(Interface dataset entries)
-- Opening Marker --
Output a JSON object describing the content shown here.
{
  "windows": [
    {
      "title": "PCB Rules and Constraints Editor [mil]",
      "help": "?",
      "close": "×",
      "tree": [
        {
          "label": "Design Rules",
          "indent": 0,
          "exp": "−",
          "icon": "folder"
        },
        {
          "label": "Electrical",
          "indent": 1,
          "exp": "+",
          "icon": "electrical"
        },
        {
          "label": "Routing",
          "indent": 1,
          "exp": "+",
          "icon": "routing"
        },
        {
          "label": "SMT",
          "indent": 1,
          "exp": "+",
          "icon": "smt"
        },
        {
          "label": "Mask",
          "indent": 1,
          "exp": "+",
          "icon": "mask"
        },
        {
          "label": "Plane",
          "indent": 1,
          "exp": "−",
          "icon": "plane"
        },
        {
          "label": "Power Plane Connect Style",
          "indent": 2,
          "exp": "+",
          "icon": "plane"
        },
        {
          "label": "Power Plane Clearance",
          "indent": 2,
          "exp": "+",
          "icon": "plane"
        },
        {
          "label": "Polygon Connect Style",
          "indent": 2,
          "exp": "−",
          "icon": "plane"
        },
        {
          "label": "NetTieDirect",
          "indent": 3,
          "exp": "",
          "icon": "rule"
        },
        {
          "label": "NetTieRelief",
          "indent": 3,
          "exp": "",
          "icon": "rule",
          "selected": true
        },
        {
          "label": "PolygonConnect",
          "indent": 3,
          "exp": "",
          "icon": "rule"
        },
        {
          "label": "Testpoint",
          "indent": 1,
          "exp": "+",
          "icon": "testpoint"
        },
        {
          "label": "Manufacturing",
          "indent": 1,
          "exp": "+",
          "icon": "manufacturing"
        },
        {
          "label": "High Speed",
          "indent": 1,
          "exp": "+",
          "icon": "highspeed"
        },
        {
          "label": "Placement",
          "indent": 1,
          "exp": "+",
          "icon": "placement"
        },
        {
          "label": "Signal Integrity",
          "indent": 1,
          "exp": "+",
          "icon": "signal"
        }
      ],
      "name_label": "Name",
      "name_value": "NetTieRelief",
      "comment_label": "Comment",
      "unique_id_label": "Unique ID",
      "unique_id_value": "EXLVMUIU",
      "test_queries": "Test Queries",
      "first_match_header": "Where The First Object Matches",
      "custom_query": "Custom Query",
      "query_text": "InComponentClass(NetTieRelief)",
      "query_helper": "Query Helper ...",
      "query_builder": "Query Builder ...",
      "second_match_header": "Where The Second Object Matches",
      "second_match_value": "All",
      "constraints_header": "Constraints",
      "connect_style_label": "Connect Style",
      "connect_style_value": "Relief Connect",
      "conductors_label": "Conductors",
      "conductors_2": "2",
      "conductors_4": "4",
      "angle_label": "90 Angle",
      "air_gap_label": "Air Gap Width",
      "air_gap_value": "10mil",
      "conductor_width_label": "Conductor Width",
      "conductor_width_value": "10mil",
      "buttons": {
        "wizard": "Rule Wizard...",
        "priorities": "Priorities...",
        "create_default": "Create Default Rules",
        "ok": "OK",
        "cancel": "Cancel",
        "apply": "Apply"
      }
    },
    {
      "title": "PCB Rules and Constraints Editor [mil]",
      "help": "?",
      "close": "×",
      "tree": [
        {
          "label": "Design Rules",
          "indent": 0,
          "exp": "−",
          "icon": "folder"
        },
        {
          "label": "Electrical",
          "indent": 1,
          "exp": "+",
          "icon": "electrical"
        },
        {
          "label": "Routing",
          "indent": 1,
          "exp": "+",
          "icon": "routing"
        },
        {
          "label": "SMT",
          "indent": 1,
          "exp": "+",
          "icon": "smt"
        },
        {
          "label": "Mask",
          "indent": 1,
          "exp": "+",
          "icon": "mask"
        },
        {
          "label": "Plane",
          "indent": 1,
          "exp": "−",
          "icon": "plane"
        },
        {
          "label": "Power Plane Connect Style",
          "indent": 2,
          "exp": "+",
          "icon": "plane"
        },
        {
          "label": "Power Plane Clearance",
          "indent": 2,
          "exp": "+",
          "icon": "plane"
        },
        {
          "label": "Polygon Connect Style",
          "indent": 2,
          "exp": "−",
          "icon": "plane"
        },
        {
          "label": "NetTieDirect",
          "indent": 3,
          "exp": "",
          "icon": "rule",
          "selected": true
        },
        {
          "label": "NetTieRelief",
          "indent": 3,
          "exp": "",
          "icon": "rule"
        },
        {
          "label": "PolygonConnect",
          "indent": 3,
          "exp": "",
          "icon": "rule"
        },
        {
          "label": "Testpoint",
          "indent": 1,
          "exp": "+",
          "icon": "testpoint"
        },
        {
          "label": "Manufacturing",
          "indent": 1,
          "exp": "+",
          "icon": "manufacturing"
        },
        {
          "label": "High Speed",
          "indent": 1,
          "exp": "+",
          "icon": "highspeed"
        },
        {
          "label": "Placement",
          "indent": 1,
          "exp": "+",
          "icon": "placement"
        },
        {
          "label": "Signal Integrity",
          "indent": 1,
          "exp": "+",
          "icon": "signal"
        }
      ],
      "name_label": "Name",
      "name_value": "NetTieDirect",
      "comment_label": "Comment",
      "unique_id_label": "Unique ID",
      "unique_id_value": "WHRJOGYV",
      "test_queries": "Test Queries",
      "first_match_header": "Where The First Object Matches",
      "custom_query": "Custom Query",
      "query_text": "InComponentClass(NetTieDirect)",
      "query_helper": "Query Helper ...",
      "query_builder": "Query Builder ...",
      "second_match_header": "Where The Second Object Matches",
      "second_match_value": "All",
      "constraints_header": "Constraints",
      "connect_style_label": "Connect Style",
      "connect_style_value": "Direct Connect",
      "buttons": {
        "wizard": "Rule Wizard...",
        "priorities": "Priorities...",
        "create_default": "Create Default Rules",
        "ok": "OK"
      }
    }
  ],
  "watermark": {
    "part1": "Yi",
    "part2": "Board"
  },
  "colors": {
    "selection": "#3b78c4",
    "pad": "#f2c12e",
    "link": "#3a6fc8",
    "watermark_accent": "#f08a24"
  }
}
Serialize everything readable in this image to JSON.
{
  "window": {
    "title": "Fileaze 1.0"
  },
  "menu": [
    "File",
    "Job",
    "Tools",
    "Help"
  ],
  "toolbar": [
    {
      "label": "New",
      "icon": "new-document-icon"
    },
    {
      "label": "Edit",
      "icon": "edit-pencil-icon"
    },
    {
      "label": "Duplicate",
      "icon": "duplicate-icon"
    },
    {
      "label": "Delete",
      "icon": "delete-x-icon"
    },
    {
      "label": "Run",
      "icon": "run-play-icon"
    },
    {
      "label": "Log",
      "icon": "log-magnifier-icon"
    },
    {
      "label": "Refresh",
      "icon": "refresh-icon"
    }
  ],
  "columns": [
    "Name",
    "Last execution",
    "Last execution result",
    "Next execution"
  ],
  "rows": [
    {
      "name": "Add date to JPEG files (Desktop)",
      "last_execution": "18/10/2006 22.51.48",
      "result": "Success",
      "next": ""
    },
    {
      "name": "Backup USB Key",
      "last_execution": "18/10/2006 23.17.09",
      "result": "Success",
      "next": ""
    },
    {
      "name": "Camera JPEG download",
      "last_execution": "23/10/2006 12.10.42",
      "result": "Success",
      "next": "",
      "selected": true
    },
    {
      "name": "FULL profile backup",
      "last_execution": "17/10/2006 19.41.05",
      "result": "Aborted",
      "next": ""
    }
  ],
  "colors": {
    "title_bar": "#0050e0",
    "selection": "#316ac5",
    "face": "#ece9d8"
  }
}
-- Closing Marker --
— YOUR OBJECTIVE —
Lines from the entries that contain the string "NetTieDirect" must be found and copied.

— SOLUTION FOR THIS TASK —
          "label": "NetTieDirect",
          "label": "NetTieDirect",
      "name_value": "NetTieDirect",
      "query_text": "InComponentClass(NetTieDirect)",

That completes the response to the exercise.